▶ _Brief_:
The word "mezd" may appear in some lines of the data; copy every such line.
* * *
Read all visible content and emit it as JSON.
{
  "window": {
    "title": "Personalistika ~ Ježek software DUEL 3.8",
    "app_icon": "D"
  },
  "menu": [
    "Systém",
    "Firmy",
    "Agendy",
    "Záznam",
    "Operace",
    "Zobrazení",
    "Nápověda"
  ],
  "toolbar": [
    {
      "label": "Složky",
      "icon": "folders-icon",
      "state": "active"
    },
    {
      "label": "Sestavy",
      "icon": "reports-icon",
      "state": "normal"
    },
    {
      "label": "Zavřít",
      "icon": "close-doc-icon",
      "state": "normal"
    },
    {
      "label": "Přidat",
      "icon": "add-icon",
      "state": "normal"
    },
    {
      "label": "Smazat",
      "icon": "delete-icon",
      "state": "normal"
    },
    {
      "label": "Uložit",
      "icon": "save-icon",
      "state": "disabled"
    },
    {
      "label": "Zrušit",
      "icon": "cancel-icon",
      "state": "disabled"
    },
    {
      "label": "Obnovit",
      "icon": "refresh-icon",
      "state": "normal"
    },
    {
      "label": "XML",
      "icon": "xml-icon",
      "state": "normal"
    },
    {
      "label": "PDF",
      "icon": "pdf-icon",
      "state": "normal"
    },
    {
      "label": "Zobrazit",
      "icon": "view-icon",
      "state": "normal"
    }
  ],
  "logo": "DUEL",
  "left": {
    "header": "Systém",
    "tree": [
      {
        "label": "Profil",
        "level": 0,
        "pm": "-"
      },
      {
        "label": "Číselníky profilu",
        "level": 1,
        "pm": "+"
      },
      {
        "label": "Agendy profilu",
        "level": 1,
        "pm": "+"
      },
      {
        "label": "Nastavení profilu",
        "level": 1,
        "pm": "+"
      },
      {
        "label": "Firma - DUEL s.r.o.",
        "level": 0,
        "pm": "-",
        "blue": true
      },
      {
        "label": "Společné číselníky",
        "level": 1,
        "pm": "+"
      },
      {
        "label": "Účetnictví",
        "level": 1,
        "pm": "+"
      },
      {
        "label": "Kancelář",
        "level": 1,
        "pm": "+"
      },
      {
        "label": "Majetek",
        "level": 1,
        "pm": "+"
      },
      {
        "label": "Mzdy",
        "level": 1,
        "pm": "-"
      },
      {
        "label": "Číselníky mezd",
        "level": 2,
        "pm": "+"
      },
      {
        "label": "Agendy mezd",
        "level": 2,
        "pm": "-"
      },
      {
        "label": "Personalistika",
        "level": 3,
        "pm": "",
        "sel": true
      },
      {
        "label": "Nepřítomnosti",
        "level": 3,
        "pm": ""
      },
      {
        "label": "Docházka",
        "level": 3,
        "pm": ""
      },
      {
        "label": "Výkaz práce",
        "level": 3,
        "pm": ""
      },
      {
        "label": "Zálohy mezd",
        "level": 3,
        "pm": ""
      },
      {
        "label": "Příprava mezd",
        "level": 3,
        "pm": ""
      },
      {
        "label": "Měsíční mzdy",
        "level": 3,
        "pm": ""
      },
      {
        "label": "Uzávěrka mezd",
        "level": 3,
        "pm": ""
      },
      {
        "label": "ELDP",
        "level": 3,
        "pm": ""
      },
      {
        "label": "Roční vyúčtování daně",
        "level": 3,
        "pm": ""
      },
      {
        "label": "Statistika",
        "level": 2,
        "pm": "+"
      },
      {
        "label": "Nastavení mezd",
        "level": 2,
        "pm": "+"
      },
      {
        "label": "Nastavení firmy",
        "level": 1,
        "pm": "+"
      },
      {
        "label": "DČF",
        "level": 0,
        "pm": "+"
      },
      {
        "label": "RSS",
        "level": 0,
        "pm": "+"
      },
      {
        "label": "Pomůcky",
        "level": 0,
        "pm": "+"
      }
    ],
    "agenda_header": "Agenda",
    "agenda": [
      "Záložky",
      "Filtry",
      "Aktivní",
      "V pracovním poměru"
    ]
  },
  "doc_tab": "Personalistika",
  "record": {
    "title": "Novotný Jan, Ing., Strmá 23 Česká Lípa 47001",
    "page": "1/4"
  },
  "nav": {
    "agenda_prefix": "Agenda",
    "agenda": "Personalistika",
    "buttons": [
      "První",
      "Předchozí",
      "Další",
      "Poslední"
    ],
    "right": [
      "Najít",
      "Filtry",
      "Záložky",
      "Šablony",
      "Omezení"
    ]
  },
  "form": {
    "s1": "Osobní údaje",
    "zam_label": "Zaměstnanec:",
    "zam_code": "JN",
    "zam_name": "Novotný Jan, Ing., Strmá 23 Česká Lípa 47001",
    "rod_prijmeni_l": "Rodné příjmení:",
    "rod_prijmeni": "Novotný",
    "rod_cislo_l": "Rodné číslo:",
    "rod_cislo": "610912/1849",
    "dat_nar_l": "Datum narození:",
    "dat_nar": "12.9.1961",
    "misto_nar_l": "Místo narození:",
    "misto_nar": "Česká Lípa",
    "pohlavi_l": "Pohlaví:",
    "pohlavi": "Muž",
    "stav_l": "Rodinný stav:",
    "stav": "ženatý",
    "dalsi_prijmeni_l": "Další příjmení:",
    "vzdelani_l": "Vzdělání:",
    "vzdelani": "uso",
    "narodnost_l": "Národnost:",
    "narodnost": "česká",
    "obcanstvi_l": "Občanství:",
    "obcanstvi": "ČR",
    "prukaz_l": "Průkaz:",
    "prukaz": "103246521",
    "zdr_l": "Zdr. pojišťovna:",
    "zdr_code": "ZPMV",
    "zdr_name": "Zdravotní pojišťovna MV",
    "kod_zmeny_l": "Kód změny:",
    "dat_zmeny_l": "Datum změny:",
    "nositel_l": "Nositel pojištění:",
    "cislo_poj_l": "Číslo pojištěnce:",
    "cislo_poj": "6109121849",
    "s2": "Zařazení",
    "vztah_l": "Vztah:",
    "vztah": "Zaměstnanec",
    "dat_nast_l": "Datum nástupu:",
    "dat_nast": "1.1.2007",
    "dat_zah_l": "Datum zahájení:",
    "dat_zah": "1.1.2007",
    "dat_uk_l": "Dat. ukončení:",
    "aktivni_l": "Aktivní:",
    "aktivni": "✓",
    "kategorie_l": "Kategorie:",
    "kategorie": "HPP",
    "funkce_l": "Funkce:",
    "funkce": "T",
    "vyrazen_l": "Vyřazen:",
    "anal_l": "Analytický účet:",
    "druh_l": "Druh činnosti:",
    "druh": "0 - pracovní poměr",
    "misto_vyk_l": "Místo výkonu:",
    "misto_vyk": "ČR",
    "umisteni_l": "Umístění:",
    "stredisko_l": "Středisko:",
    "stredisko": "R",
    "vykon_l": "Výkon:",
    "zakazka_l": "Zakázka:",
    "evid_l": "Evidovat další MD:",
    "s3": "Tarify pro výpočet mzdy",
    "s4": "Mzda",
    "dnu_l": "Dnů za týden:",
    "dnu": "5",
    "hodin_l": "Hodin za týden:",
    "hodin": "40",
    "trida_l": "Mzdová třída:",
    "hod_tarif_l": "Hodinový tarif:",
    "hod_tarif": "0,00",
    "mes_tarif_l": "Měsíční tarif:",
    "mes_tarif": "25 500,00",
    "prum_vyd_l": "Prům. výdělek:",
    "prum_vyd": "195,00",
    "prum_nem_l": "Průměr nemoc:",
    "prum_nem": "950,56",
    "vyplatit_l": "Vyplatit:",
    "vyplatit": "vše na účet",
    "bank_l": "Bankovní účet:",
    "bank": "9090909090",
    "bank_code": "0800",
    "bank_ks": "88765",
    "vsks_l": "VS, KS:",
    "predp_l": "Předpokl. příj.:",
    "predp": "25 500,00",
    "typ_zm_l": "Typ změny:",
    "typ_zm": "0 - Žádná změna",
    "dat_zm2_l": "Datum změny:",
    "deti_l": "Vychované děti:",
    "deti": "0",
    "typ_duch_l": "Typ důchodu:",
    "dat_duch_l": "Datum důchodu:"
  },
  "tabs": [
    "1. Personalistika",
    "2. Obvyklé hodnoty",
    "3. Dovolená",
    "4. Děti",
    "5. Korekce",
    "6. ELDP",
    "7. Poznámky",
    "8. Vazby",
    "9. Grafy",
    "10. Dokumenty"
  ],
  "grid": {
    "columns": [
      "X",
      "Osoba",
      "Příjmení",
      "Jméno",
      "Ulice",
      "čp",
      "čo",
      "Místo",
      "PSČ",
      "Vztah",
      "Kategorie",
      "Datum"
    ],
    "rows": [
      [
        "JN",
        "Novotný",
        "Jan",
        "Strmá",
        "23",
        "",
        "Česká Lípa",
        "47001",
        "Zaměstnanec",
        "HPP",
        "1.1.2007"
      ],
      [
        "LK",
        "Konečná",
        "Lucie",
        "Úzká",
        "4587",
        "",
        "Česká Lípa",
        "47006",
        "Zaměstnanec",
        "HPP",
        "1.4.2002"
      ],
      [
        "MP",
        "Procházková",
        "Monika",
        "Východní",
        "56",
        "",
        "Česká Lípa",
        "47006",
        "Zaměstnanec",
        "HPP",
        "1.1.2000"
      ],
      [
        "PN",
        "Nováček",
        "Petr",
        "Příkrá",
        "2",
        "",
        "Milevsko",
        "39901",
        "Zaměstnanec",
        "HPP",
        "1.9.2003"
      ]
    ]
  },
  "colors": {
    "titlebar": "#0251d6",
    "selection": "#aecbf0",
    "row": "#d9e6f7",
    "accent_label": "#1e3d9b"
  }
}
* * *
▶ _Answer space_:
        "label": "Číselníky mezd",
        "label": "Agendy mezd",
        "label": "Zálohy mezd",
        "label": "Příprava mezd",
        "label": "Uzávěrka mezd",
        "label": "Nastavení mezd",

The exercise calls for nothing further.